EXERCISE REQUIREMENTS. Everything in the records must be copied exactly, apart from the pictures.

RECORDS PROVIDED.
Content starts
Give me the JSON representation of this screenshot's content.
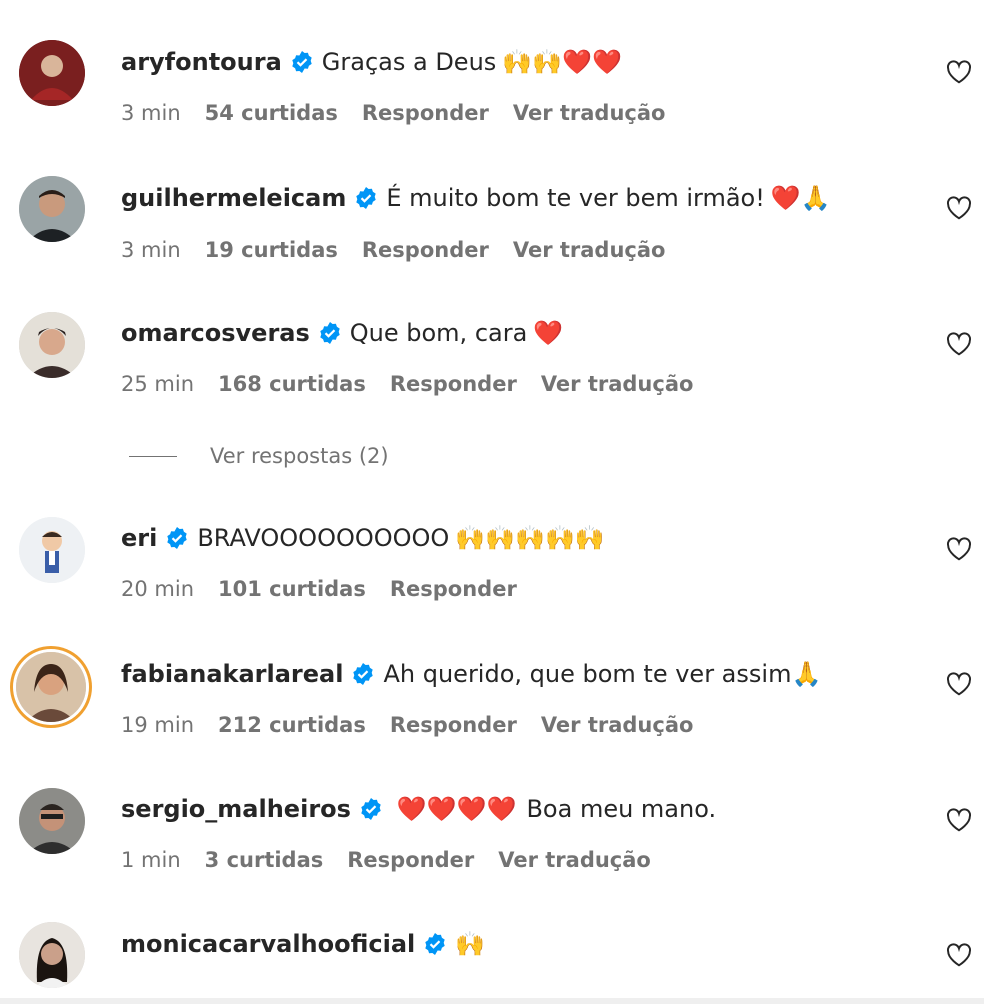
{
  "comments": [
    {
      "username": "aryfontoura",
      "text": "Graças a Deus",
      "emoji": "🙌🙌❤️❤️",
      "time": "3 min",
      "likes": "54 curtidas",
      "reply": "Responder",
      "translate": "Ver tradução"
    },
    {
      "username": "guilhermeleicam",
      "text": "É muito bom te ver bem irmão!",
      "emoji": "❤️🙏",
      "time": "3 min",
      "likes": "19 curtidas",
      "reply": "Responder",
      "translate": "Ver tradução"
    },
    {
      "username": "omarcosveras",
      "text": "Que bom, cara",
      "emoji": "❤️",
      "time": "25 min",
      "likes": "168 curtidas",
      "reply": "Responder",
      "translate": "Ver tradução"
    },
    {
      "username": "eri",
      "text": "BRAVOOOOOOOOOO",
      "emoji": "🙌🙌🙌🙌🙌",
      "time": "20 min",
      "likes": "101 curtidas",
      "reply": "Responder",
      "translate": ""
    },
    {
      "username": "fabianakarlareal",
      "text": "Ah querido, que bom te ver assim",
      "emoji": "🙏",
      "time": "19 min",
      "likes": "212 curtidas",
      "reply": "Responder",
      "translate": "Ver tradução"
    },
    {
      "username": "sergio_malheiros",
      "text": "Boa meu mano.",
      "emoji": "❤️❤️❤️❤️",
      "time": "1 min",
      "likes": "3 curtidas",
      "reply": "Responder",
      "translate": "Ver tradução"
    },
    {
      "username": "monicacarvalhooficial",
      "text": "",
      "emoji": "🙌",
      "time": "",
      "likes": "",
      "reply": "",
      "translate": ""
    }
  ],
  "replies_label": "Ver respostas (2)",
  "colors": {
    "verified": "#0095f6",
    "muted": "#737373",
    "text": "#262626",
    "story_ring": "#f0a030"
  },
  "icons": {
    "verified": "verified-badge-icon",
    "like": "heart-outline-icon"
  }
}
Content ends
THE COMPLETED TASK.
Give me the JSON representation of this screenshot's content.
{
  "comments": [
    {
      "username": "aryfontoura",
      "text": "Graças a Deus",
      "emoji": "🙌🙌❤️❤️",
      "time": "3 min",
      "likes": "54 curtidas",
      "reply": "Responder",
      "translate": "Ver tradução"
    },
    {
      "username": "guilhermeleicam",
      "text": "É muito bom te ver bem irmão!",
      "emoji": "❤️🙏",
      "time": "3 min",
      "likes": "19 curtidas",
      "reply": "Responder",
      "translate": "Ver tradução"
    },
    {
      "username": "omarcosveras",
      "text": "Que bom, cara",
      "emoji": "❤️",
      "time": "25 min",
      "likes": "168 curtidas",
      "reply": "Responder",
      "translate": "Ver tradução"
    },
    {
      "username": "eri",
      "text": "BRAVOOOOOOOOOO",
      "emoji": "🙌🙌🙌🙌🙌",
      "time": "20 min",
      "likes": "101 curtidas",
      "reply": "Responder",
      "translate": ""
    },
    {
      "username": "fabianakarlareal",
      "text": "Ah querido, que bom te ver assim",
      "emoji": "🙏",
      "time": "19 min",
      "likes": "212 curtidas",
      "reply": "Responder",
      "translate": "Ver tradução"
    },
    {
      "username": "sergio_malheiros",
      "text": "Boa meu mano.",
      "emoji": "❤️❤️❤️❤️",
      "time": "1 min",
      "likes": "3 curtidas",
      "reply": "Responder",
      "translate": "Ver tradução"
    },
    {
      "username": "monicacarvalhooficial",
      "text": "",
      "emoji": "🙌",
      "time": "",
      "likes": "",
      "reply": "",
      "translate": ""
    }
  ],
  "replies_label": "Ver respostas (2)",
  "colors": {
    "verified": "#0095f6",
    "muted": "#737373",
    "text": "#262626",
    "story_ring": "#f0a030"
  },
  "icons": {
    "verified": "verified-badge-icon",
    "like": "heart-outline-icon"
  }
}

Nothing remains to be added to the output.